Sigma APO 50-500 mm F4.5-6.3 DG OS HSM zoom
As the proud owner of a Canon 300 mm lens, I’m generally happy with being able to rattle off record shots of birds I see. Often, however, they are mere dots in the middle of a large vista of landscape, and a longer – yet affordable – lens would be an advantage.
Sigma has produced a 10x zoom lens specifically aimed at the sport and wildlife market, and with new optical stabilising technology, the affordable APO 50-500 mm f4.5-6.3 DG OS HSM zoom lens could be just the upgrade needed to open the field to those of us without heirlooms or hedge funds.
It has two modes, one to stabilise images that might suffer from general shake from wind or weight of optics. The second is specifically designed to deal with vertical shake on objects moving horizontal to the lens, such as flying birds, in AI Servo mode. This function is generally unnecessary when using a tripod, of course, and one cannot expect miracles from it when attempting to latch onto fast-moving hirundines and swifts, for instance. It also uses quite a lot of battery power, so should be used judiciously on a long trip, and is unsuitable for some Sony and Pentax models.
Auto focus (AF) was satisfyingly quick to lock on a target, though focus ‘hunting’ resulted in a lot of wavering when trying to lock onto a distant or moving bird. Manual focus was also smooth. Sigma’s built-in Hyper Sonic Motor for “quick and quiet auto focusing” meant that the mechanism seemed almost silent.
To zoom, a broad and ridged rubber grip enables the lens to be quickly extended. For field use, I found the zoom lock to be particularly useful, especially for holding the lens in its short position to avoid contact with brambles, but ready for rapid use when a bird suddenly appeared. Without the lock, the lens crept to its fully extended position swiftly while the camera was hanging down from the strap, but the lock could be quickly released when the camera was needed. When extended, the lens showed the minimum focusing distances and maximum magnification ratios for each focal length clearly along the barrel.
The Special Low Dispersion glass produces very true colours with little aberration, and the lens’s ‘Super Multi-layer’ coating means that the image stays sharp enough even at full extension. At 95 mm in diameter, the lens’ light gathering capability was excellent.

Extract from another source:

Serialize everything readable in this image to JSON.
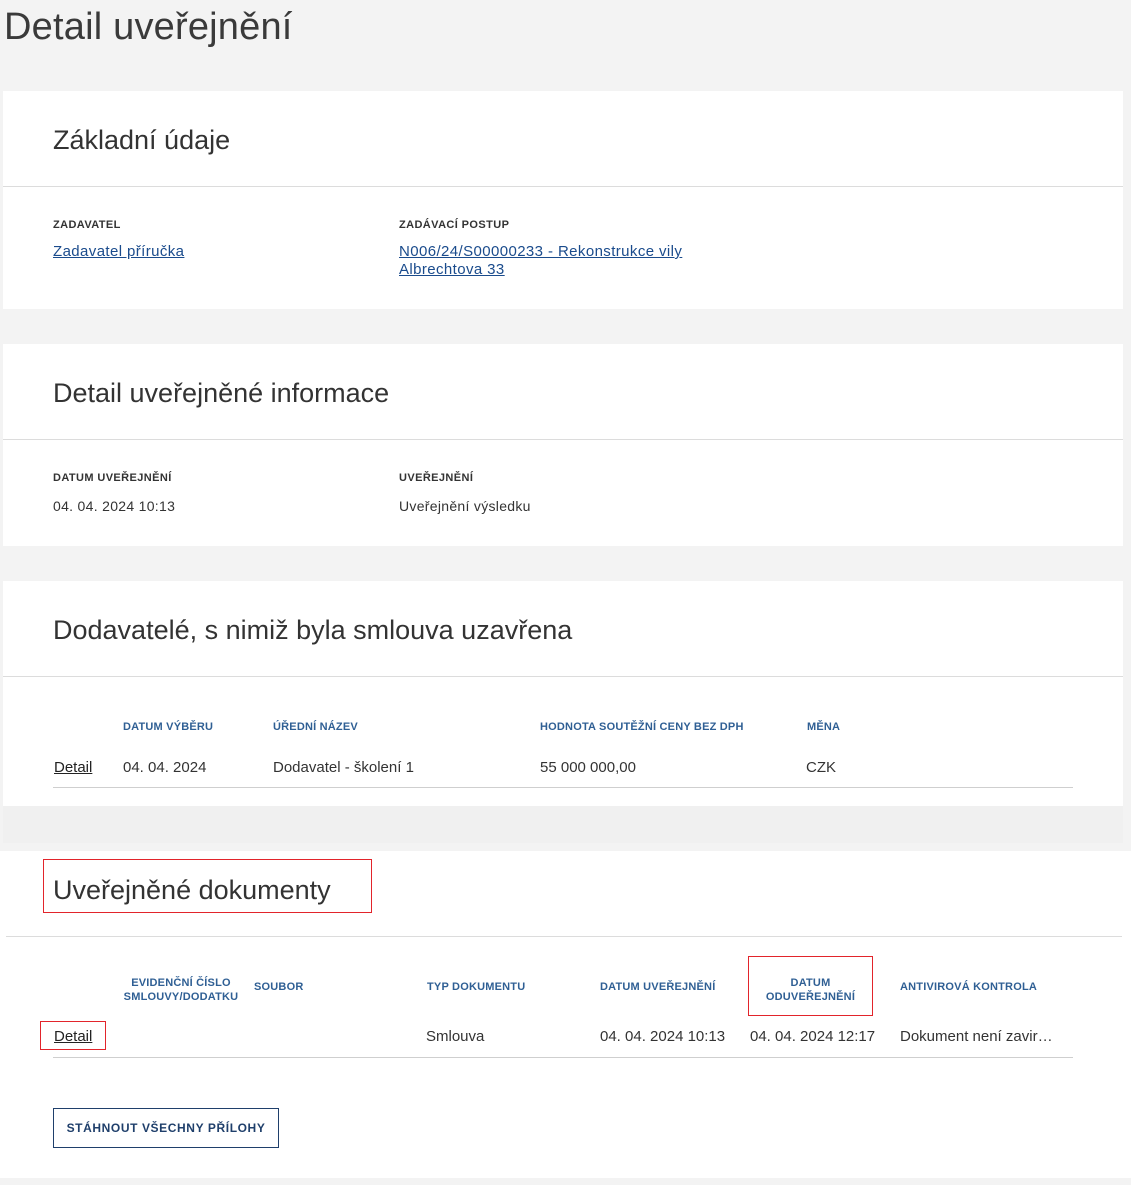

Optional filters and 1.4x and 2x EX DG APO teleconverters are available (giving a 70-700 mm f6.3-8 or a 100-1,000 mm f9-12.6 MF zoom according to size). However, the relatively unusual size of 95 mm makes them incompatible with many other lenses; they are also quite expensive. Its close-up capability was very good, with just a touch of distortion, and there was a small amount of vignetting when approaching full extension.
For practical use, I found that the only drawback was the weight. In truth, however, the camera and lens were no more cumbersome than many other such combinations.
Having the option of 50-500 mm in one lens will always appeal to the active field birder, as it enables quick record shots in many different circumstances, without having to change lenses. There are precious few of these options available, and this is one of the best and most reasonably priced alternatives.